A new competitor is threatening Georgia’s chances of hosting future NCAA Championships in men’s and women’s tennis.
Before the tennis postseason began, the NCAA announced that Georgia would not host the postseason tournament from 2019-22. Wake Forest is already set to host the 2018 tournament.
But in the coming five years, Central Florida was awarded the NCAA Championships for 2019 and 2021. That’s because of the USTA National Campus facility that now resides in Lake Nona, Florida sits on more than 63 acres of land and is considered one of the largest tennis complexes in the world.
Central Florida will have access to the facility, making it a draw for the NCAA to hold its postseason tournament.
If Georgia is to become a program that hosts the NCAA Championships regularly again, athletics director Greg McGarity said upgrades will need to be made to the Dan Magill Tennis Complex.
McGarity said Georgia’s goal will be to add at least two more indoor courts, which would give it a total of six. Ideally, McGarity said, the program would have 12 indoor courts so that two dual matches could take place simultaneously. With rain soaking Athens last week, one semifinals match of the women’s tournament was moved to Georgia Tech’s indoor complex.
“A perfect scenario is to have 12 indoor courts but no one has that on any facility right now,” McGarity said. “They’ll have six courts in Orlando but the USTA has done remarkable things down there to add to the opportunities the tournament will have in the future, and will have in two of those next four years.”
A lot of college tennis coaches, especially those who believe in the historical significance of Georgia hosting the NCAA Championships, were upset to find out Athens was left out in the next host-site cycle.
When UCLA men’s tennis head coach Billy Martin, 60, completed his post-match interview after the Bruins’ quarterfinals loss to Georgia at the NCAA Championships, he mentioned how he may be retired by the time Georgia gets another tournament.
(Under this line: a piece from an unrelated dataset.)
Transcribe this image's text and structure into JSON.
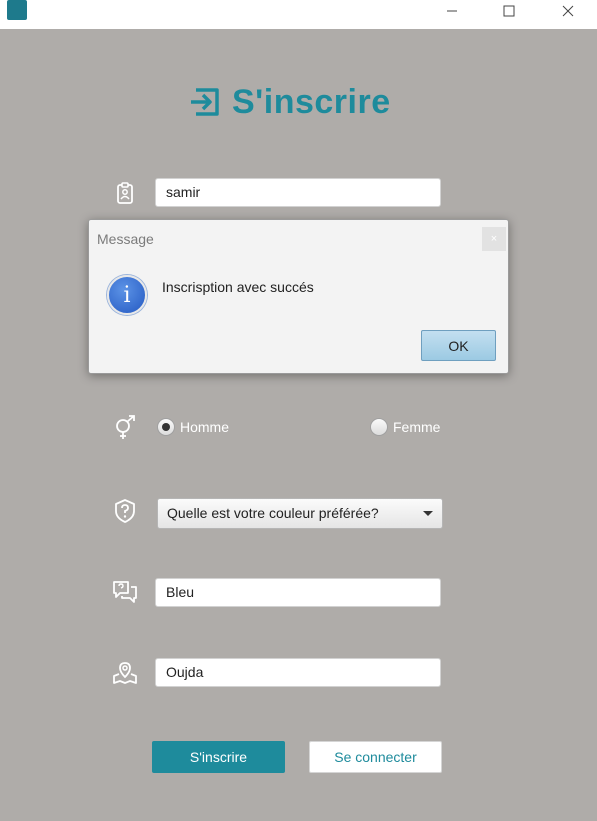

It seemed like something he couldn’t believe was real.
“Six years,” he said. “I may not be around by then.”